While the national pundits postulate on the reasons why minority voters didn’t turn out as enthusiastically and effectively as they think blacks and minorities should have, minority voters themselves know the truth. For generations, the Democratic Party has taken the minority vote for granted. In 1996, Max Cleland was delivered from almost certain defeat with a strong black vote from the 4th Congressional District. In 1998, Roy Barnes was taken to the Governor’s Mansion as a result of, once again, a strong black vote. But these two stunning victories failed to see sufficient returns for blacks in Georgia. Starting in the days of Martin Luther King, Jr., black leaders have warned the Democratic Party to deliver on that check returned to black America stamped “insufficient funds.”
In fact, in a recent CNN analysis of the black vote, the current Senate Democratic majority is traced directly to the black vote of 1996, 1998, and 2000–“the election cycles that produced the current 50 Democratic seats. CNN’s conclusion: had no blacks voted in any of those years, the Democratic majority would have disappeared to no more than 37 Democratic Senate seats. Yet, in a Joint Session to confirm the 2000 Presidential Electoral vote no Democratic Senator would rise and object to the Florida electors, which would have given the objecting Congressional Black Caucus two hours to debate the 2000 Florida debacle. The Democratic Party must do more to deliver the spoils of victory to its base minority communities or else, the Democratic Party will experience many more defeats. White Democratic leaders going to black churches in the weeks just preceding an important election smacks of insincerity and actually hinders the Democratic campaign. Black voters, like all voters, will respond to respectful attention on the issues that affect the community. The fact that black and minority communities continue to suffer huge quality of life disparities will undoubtedly contribute to the drag on minority enthusiasm in the ritual of voting that seldom results in fundamental changes in the quality of life for the bulk of minorities in America.
The stunning General Election debacle just experienced by Georgia Democrats clearly indicates that the Georgia Democratic Party has been on the wrong track and must set itself straight or be forever consigned to history’s sidelines. For the first time since the Civil War a Republican will occupy Georgia’s Governor’s Mansion. The longest serving Speaker of the House in any state of our union, Georgia’s own Tom Murphy, will no longer occupy that familiar seat; and several shoo-in Democratic Congressional seats didn’t turn out that way. In addition, one so-called Democrat who was elected last night has vowed to vote with the Republicans on all the “critical” issues. Clearly, Democratic strength in the State of Georgia has been diluted to levels unprecedented since the Civil War.
The people have clearly said to the Democrats that the current way is the wrong way.
The Democratic Party and its leadership must look and think like the people it purports to represent. Democrats must stand against Bush’s impending war and the increased militarization of our foreign and domestic policy.
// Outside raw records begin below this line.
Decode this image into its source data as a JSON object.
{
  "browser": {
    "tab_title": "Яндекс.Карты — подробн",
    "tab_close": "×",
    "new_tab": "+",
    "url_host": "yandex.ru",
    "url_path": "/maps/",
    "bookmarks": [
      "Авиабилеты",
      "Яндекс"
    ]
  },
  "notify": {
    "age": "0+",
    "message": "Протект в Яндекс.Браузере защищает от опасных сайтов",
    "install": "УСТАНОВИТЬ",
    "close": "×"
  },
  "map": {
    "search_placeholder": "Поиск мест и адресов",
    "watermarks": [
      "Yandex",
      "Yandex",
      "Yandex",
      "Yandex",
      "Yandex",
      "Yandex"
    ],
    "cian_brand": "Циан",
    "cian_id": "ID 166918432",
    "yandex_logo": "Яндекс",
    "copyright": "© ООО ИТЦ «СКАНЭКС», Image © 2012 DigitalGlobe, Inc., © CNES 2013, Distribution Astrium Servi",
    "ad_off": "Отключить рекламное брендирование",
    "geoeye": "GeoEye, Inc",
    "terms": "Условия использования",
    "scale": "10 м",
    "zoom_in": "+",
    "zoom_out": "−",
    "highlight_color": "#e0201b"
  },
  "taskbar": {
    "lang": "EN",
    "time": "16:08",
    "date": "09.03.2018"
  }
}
Democrats must not be afraid to tackle the issue of our national and international security and the lack of accountability thus far of the Bush Administration for tremendous failures witnessed by us all. Democrats must decry the growing expenditures of guns over butter and the Bush Administration’s failure to fund crucial domestic needs. And finally, it is the economy, stupid!
All Democrats must share in the joy of victory or certainly many more will feel today’s sting of defeat. The new, post-November 5, 2002 Democratic principle must be that every voter is important and every vote counts.
Failure to take stock now will forever consign Democrats to the sidelines of public policy.